“If you get pure beauty, you get about the best thing God has to give.”
The quote is attributed to an anonymous artist long ago, cited by the British writer, Charles Latham in his 1905 book, The Gardens of Italy. The sentiment sums up the intention of the Italian villa—pure beauty! And Villa Gamberaia, set in the peaceful hills overlooking Florence is certainly no exception. This incredible garden in the Tuscan landscape has been studied and celebrated by architectural historians and garden designers throughout the centuries. In fact, the painter may have been standing in Gamberaia’s garden when he first spoke those words that captured Latham’s imagination.
However, the country villa and garden that we see today didn’t start out that way. As with anything, beauty often comes from simple beginnings, patience, generous care, and in the case of an Italian villa, they are touched and retouched over the centuries by many different and talented hands.
Matteo Gamberelli, a stonemason at the beginning of the 15th century settled in the small town of Settignano, tucked into the hills above Florence. A modest farmhouse was home to Matteo, and birthplace to 5 sons, all of whom were trained in the art of stone masonry. Two of his sons Bernardo and Antonio partnered together and later became famous architects under the name of Rossellino. (Rossellino was a nickname originally given to Antonio, meaning “little redhead.”)
After Bernardo’s son sold the property, the farmhouse underwent many changes. The house was enlarged and significantly rebuilt between 1610 and 1630 by Zanobi Lapi as Villa Gamberaia. From that time on, the villa changed with each successive owner, each adding their own special flair and contribution. In no time at all (according to Italian time) the villa we know today was taking shape as a little bit of heaven in the Florentine hills.
Unfortunately, World War II came along and almost completely destroyed the masterpiece that took the better part of a millennium to create. But, after the war, Marcello Marchi arrived on the scene with an unmatched passion for the place. He purchased the villa from the Vatican and began the tedious process of restoration, using old prints, maps and photographs for guidance. Thankfully, he cared enough to breathe new life into that badly damaged property. The current owners still continue the work he began to this day. And now, some four centuries from its initial restoration by Lapi . . . Eccola! There she is! It’s a beauty for all of us to enjoy!

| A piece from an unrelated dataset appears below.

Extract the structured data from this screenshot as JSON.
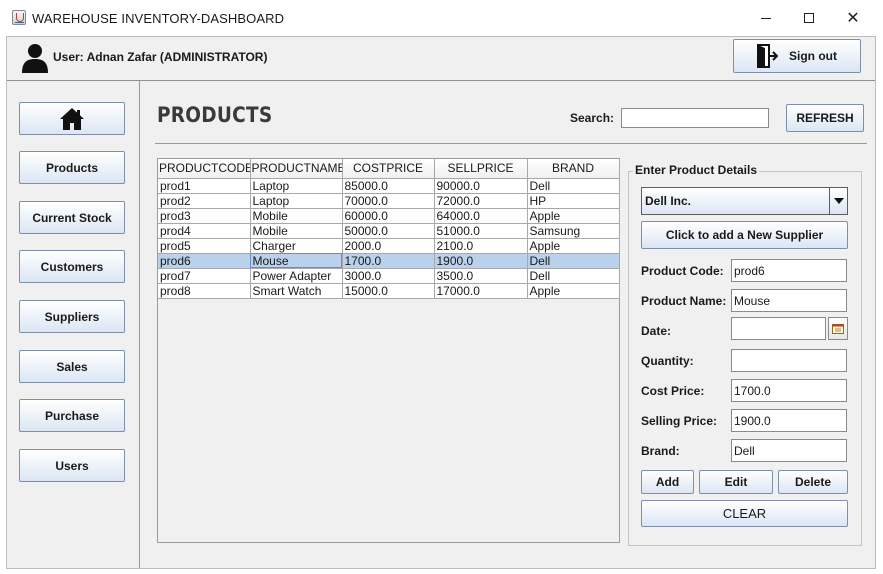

We consider ourselves lucky, able to walk up and find the gates open—the incredible grounds simply awaiting our leisurely stroll. One spring day in 2012 we took our first step inside to marvel in the magical past that continues to flourish. It’s really hard to imagine that humble farmhouse that Signor Gamberelli called home, some 600 years ago. Through time, the property has been transformed to become a perfect blend of nature and architecture. We loved every minute of it.
Walking alongside the towering cypress trees, the magnificent sculptured box hedge, reflecting pools, the limonaia, rose gardens, a perfect bowling green, and the villa itself, we were taken back in time—to a quiet, peaceful way of living in harmony with nature. It’s one thing to be in awe of pristine nature, untouched by human hands. It’s something else to be entirely immersed inside a shimmering, living work of art—designed with nature—where mankind brings vision, passion and tender loving care to co-create a different kind of pure beauty—the best thing man has to give!
Note: You may also be interested in some of our other stories about villas and Settignano—just click here.